At the end of October, the NCAA approved an up to $2000 "stipend" for college athletes with full (not partial) scholarships. No matter how you want to spin it, it's a salary for the athletes who qualify for it.
The catch is that while the wage was approved by a committee, it can be overridden at the NCAA's annual convention if enough members schools vote to do so. It appears that's exactly what has happened:
[NCAA Division I vice president of governance David] Berst said 97 schools have signed onto the override measure, more than the 75 needed for the NCAA board to reconsider the stipend. If that number hits 125 by Dec. 26, the legislation would be suspended.
Either way, the Division I Board of Directors has three options: Rescind the stipend and operate under previous NCAA rules, modify the rule or create a new proposal that would go back to the schools for another 60-day comment period, or allow members to vote on the override. It would a take 5/8ths majority of the roughly 350 Division I members to pass.
Berst also said that somewhere in the neighborhood of 1,000 athletes signed with schools in November, and those who were promised the stipend will receive it no matter what happens at the upcoming convention. At least they got that part right.
The stipend plan has elicited a lot of criticism, but it seems that the main problems that schools are raising have to do with Title IX, added expenses, and feeling obligated to add the expenses to keep up with other programs competitively. Currently, NCAA rules allow up to 145 full (not partial) scholarships based on how many full scholarship sports a school sponsors. To give all of them the $2000 would raise expenses by $290,000 per year. That might be pocket change for the biggest football factories, but keep in mind that Division I has 350 schools in it. There are plenty of institutions potentially on the hook for some of that who are a long way off from paying millions to just the head football coach annually.

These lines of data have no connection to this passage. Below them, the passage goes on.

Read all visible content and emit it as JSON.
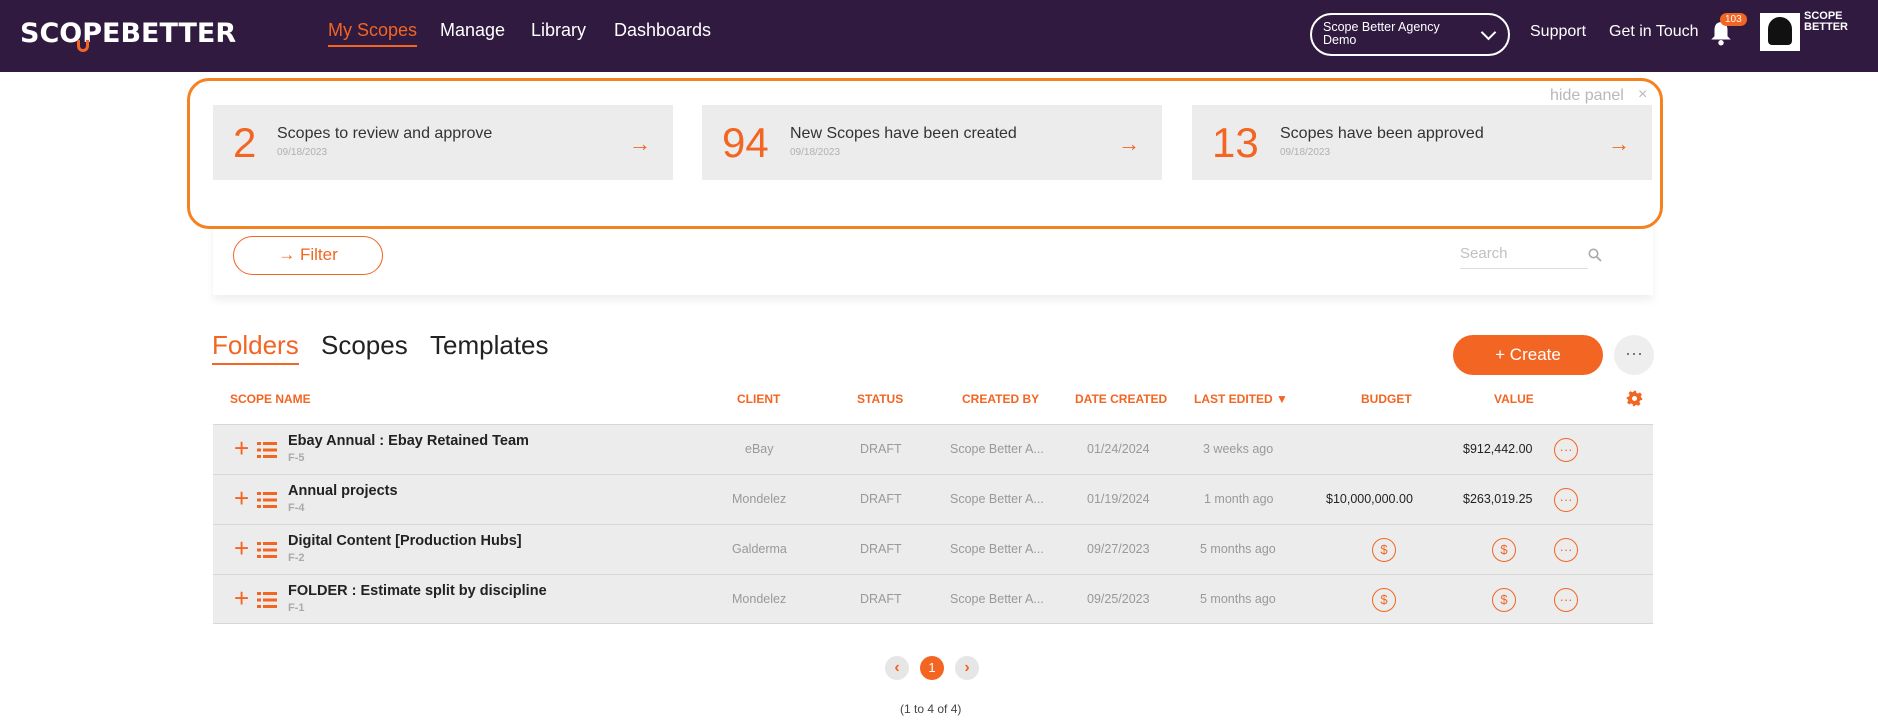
{
  "header": {
    "logo": "SCOPEBETTER",
    "nav": [
      {
        "label": "My Scopes",
        "active": true
      },
      {
        "label": "Manage"
      },
      {
        "label": "Library"
      },
      {
        "label": "Dashboards"
      }
    ],
    "agency_select": "Scope Better Agency Demo",
    "support": "Support",
    "get_in_touch": "Get in Touch",
    "notification_count": "103",
    "avatar_logo": "SCOPE BETTER"
  },
  "summary": {
    "hide_label": "hide panel",
    "close": "×",
    "cards": [
      {
        "count": "2",
        "title": "Scopes to review and approve",
        "date": "09/18/2023"
      },
      {
        "count": "94",
        "title": "New Scopes have been created",
        "date": "09/18/2023"
      },
      {
        "count": "13",
        "title": "Scopes have been approved",
        "date": "09/18/2023"
      }
    ]
  },
  "filter": {
    "label": "→ Filter",
    "search_placeholder": "Search"
  },
  "tabs": [
    {
      "label": "Folders",
      "active": true
    },
    {
      "label": "Scopes"
    },
    {
      "label": "Templates"
    }
  ],
  "create_label": "+ Create",
  "more_label": "···",
  "table": {
    "columns": [
      "SCOPE NAME",
      "CLIENT",
      "STATUS",
      "CREATED BY",
      "DATE CREATED",
      "LAST EDITED ▼",
      "BUDGET",
      "VALUE"
    ],
    "rows": [
      {
        "name": "Ebay Annual : Ebay Retained Team",
        "code": "F-5",
        "client": "eBay",
        "status": "DRAFT",
        "created_by": "Scope Better A...",
        "date_created": "01/24/2024",
        "last_edited": "3 weeks ago",
        "budget": "",
        "value": "$912,442.00"
      },
      {
        "name": "Annual projects",
        "code": "F-4",
        "client": "Mondelez",
        "status": "DRAFT",
        "created_by": "Scope Better A...",
        "date_created": "01/19/2024",
        "last_edited": "1 month ago",
        "budget": "$10,000,000.00",
        "value": "$263,019.25"
      },
      {
        "name": "Digital Content [Production Hubs]",
        "code": "F-2",
        "client": "Galderma",
        "status": "DRAFT",
        "created_by": "Scope Better A...",
        "date_created": "09/27/2023",
        "last_edited": "5 months ago",
        "budget": "$",
        "value": "$"
      },
      {
        "name": "FOLDER : Estimate split by discipline",
        "code": "F-1",
        "client": "Mondelez",
        "status": "DRAFT",
        "created_by": "Scope Better A...",
        "date_created": "09/25/2023",
        "last_edited": "5 months ago",
        "budget": "$",
        "value": "$"
      }
    ]
  },
  "pagination": {
    "prev": "‹",
    "current": "1",
    "next": "›",
    "info": "(1 to 4 of 4)"
  },
  "colors": {
    "accent": "#f26522",
    "header_bg": "#301a40"
  }
}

Ultimately, the problem here is that Division I is an entity where Florida, Maryland, and Texas are grouped in with Florida Gulf Coast, Maryland-Baltimore County and Texas A&M-Corpus Christi. As long as that farce continues, NCAA reform efforts are going to be seriously hampered.